.. there are multiple crimes under which any cooperation between the Russian government and the Trump campaign could potentially fall. If the campaign sought and/or received damaging information on its opponent from sources connected to the Russian government, it would almost certainly be in violation of this statute, which prohibits “a person to solicit, accept, or receive a contribution” from a foreign national for the purpose of a political campaign. A contribution could be money, but it could also be any other “thing of value,” and dirt on your opponent would seem to qualify. In addition to the crime of accepting the contribution, they could also be charged with conspiracy to violate election laws, or with aiding and abetting another person’s crime.
.. the Trump defense on Russia has gone through numerous iterations, ranging from outright lies to laughable assertions.
- First they said nobody on the campaign ever talked to any Russians.
- Then they said they may have talked to Russians but didn’t have any planned meetings.
- Then they said that they had a planned meeting with Russians but didn’t collude with Russians.
- And now they’re saying that even if they did collude with Russians, that’s okay because collusion isn’t a crime.
.. let’s remember that two days before the meeting with the Russians, which would be June 7, 2016, is also when Trump told a crowd, “I am going to give a major speech on probably Monday of next week and we’re going to be discussing all of the things that have taken place with the Clintons. I think you’re going to find it very informative and very, very interesting.” After the Russian meeting was a bust, his “major speech” laying out Clinton dirt never took place.
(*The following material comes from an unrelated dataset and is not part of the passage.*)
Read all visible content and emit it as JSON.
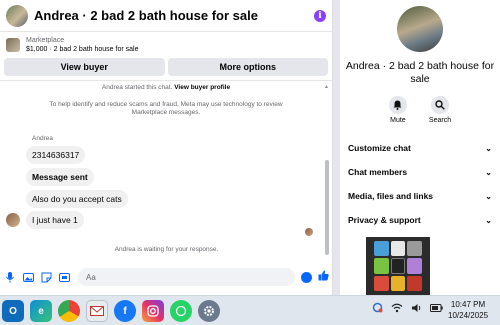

.. It’s possible on one hand that nothing happened at the June 7 meeting or, on the other hand, that the participants all agreed that Trump was being kept up to date about the whole thing. If Rick Gates (Paul Manafort’s deputy) was there, we could find out, because he’s now cooperating with the Mueller investigation.